Me and Earl and the Dying Girl is a very strange book indeed. I’m sure some of you read the blurb and thought: Not another cancer book! Reall...more3.5 stars
Me and Earl and the Dying Girl is a very strange book indeed. I’m sure some of you read the blurb and thought: Not another cancer book! Really, are books about teens with cancer the new black?! Yeah, I thought so too. It turns out that this book has very little to do with cancer. It has more to do with several other, completely unrelated things like filmmaking, high school social structure, odd friendships and nagging parents. It’s certainly not a sob story. The only tears I’d shed while reading it were caused by laughter.
My point is this: This book contains precisely zero Important Life Lessons, or Little-Known Facts About Love, or sappy tear-jerking Moments When We Knew We Had Left Our Childhood Behind For Good or whatever. And, unlike most books in which a girl gets cancer, there are definitely no sugary paradoxical single-sentence-paragraphs that you’re supposed to think are deep because they’re in italics.
This is where I would normally write a lengthy plot summary, but I’m afraid my usual reviewing patterns simply won’t work for this book. Greg Gaines is a normal, awkward teenage boy who prides himself in the fact that he doesn’t belong to any of the usual groups in high school, but is on friendly terms with everyone. He only has one real friend, his complete opposite, Earl. When a girl from his school gets leukemia, Greg’s mother makes Greg spend time with her, and as much as he doesn’t want to, he’s too afraid of his mother to say no.
Greg Gaines, our main character, assumed the role of the author, which led to a lot of self-deprecating humor (and made me think that he was also, at least partly, an author surrogate). Although I’ll be the first to admit that his observations about his own writing were often hilarious, I did feel that the whole thing was overdone at times. A good joke can only be good for so long before it becomes downright annoying. Here’s just one example: And that’s part of the backstory for me and Earl. It’ll probably be relevant later, although who really knows. I can’t believe you’re still reading this. You should smack yourself in the face a couple of times right now, just to complete the outstandingly stupid experience that is this book. That is just one example in which an invisible line was crossed and Greg’s story stopped being funny and became eye-roll inducing. That doesn’t mean, however, that this book didn’t have incredibly funny moments. It is, after all, based almost entirely on humor, and the kind of humor that actually worked for me most of the time. It is what kept me reading even after I realized that there isn’t an actual plot to speak of. The fact that it took me a while to even notice says enough about the kind of narrative we’re dealing with here.
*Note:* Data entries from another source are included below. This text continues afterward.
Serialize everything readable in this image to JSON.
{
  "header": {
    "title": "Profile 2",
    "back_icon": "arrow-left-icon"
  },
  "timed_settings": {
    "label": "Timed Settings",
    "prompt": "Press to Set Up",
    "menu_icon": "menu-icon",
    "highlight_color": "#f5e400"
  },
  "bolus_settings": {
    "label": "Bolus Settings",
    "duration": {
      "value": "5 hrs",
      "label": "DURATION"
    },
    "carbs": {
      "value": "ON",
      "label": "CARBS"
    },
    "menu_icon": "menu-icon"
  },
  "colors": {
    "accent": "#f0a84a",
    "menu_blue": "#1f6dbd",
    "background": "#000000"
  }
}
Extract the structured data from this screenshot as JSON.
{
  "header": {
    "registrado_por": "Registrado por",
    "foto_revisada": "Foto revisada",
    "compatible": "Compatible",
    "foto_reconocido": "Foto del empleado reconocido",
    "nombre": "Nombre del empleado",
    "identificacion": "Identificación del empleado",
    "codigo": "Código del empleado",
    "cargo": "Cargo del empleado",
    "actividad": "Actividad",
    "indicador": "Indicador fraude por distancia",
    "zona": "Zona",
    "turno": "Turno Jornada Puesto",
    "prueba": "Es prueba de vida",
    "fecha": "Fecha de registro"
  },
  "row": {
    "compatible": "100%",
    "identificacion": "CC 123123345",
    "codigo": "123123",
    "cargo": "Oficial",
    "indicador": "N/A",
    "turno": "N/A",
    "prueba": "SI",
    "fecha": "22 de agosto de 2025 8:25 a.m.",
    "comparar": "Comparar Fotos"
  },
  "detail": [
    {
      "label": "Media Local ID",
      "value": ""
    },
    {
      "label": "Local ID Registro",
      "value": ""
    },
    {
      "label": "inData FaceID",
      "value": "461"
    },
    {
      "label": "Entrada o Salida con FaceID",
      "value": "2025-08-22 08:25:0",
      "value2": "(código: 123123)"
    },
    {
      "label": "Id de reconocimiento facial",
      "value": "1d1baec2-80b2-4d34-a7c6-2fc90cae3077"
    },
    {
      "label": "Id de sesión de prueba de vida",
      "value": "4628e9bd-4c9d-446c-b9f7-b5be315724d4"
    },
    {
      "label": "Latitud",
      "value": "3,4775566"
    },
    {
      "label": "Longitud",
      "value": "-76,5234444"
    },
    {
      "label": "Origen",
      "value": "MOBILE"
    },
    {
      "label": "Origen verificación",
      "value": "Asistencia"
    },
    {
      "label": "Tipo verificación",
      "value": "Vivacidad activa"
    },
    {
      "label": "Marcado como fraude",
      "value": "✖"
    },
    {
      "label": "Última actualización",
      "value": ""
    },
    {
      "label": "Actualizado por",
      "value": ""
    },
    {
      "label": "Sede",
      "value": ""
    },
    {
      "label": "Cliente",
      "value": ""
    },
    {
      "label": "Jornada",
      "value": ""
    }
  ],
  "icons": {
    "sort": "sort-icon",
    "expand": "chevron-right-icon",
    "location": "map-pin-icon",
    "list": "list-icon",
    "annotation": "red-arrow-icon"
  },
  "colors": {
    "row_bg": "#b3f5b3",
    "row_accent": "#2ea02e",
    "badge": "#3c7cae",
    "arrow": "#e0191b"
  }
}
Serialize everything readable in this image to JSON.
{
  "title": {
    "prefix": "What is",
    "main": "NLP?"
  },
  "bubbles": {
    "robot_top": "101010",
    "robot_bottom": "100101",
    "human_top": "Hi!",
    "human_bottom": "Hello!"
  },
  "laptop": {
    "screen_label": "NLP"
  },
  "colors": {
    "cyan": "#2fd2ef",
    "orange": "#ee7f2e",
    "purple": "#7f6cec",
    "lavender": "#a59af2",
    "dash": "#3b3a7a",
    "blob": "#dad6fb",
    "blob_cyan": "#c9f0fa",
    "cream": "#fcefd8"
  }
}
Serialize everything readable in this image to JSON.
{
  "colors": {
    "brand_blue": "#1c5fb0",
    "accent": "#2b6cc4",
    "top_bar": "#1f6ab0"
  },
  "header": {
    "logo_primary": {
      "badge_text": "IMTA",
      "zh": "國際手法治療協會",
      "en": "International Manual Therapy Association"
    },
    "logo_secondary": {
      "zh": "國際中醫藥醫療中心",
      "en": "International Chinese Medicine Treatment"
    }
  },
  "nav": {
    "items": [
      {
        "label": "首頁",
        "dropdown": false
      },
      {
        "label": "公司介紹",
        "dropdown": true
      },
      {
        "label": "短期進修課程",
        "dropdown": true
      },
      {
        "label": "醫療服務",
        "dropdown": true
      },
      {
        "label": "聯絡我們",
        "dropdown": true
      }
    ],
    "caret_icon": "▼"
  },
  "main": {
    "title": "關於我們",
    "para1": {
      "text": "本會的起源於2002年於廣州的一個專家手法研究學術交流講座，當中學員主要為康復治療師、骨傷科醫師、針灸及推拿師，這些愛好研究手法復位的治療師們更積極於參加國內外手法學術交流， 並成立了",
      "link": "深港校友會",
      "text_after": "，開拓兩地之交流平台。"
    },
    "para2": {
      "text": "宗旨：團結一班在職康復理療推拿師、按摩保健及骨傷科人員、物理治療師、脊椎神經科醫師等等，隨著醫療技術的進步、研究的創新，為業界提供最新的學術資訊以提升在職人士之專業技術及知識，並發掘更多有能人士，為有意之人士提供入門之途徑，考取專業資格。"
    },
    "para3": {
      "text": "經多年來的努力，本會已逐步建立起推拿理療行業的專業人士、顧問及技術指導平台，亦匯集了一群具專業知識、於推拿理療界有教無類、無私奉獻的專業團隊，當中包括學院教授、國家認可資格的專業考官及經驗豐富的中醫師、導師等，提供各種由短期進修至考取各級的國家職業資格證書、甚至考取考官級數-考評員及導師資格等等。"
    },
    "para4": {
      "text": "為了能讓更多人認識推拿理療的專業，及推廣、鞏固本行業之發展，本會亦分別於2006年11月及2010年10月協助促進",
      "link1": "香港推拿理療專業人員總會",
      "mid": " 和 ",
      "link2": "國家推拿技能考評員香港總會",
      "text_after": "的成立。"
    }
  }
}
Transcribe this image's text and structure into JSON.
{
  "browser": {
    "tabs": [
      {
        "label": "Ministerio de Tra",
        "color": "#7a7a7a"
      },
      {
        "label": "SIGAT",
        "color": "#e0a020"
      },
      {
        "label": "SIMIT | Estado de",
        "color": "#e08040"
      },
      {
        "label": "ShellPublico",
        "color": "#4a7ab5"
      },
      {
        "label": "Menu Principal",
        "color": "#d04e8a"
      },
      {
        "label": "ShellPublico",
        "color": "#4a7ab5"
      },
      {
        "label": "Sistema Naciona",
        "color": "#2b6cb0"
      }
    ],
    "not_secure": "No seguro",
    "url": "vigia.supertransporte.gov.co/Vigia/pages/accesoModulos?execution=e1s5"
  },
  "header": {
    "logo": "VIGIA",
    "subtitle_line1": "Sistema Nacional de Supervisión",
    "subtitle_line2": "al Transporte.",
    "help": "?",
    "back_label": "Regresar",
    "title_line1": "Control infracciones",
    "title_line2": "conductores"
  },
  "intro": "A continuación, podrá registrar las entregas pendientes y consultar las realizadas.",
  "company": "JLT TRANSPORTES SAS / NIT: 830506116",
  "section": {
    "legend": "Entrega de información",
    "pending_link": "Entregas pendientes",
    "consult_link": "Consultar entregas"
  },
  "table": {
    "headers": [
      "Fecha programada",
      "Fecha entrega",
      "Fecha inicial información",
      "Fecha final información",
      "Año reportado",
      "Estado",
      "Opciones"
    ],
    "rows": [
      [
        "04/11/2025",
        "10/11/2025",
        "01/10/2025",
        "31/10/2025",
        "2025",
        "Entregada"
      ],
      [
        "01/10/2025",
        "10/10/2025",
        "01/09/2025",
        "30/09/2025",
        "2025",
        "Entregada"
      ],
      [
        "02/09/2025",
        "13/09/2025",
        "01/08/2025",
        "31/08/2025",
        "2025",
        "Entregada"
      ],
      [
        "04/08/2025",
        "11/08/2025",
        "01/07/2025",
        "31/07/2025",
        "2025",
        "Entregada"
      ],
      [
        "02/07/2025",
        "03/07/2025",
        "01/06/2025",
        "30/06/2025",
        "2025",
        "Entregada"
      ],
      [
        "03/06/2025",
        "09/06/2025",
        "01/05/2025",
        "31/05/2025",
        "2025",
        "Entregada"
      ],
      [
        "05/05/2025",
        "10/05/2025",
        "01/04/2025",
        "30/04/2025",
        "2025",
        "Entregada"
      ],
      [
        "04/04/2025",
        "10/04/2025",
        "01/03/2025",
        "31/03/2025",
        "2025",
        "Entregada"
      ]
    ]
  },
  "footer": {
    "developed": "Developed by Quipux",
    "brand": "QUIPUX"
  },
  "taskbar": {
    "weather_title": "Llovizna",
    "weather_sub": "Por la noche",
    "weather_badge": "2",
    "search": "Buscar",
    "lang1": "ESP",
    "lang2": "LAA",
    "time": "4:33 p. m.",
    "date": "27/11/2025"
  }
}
I honestly think that I’m not the intended audience for this book, but that didn’t stop me from enjoying it. In many ways, it provides a realistic insight into a teenage boy’s mind, and that’s something we (I) don’t see enough of. Do I think you should read this book? Definitely. It’s not a book that you’ll read compulsively, so it’s best to pick it up when you’re otherwise preoccupied. It’s one of those books you can abandon for a while and go back to whenever you feel like it. There are times when that’s exactly what I’m looking for: a light, fun read that will allow me to focus on other, more important things. (less)